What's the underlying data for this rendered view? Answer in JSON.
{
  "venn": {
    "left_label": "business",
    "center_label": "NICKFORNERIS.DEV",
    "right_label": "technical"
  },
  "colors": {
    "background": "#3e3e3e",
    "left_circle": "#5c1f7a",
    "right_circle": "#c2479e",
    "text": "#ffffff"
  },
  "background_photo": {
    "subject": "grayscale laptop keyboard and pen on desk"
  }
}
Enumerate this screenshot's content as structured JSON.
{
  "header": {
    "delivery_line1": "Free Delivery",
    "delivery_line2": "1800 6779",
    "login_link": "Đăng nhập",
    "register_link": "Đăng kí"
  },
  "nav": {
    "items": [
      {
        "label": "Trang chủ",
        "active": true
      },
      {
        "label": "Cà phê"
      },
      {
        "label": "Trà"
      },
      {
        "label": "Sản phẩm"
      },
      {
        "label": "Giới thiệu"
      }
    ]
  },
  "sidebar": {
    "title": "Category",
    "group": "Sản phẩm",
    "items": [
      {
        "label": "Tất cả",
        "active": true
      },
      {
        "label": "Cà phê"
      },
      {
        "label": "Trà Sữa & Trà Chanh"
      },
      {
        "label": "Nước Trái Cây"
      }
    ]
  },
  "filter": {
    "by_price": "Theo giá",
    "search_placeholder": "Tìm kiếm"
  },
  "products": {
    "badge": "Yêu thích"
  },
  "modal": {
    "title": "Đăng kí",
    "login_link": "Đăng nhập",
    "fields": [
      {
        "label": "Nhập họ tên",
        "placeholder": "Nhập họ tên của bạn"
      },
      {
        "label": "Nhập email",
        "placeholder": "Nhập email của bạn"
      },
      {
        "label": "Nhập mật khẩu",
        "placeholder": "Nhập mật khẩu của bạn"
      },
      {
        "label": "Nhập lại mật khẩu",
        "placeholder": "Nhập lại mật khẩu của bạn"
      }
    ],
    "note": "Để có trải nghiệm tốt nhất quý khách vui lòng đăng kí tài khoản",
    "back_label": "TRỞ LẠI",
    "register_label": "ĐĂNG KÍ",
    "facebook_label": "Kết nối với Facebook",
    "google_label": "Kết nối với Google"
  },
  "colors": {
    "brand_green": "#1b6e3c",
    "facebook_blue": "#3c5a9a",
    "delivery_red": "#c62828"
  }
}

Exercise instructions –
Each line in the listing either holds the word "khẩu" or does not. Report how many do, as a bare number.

Exercise output –
4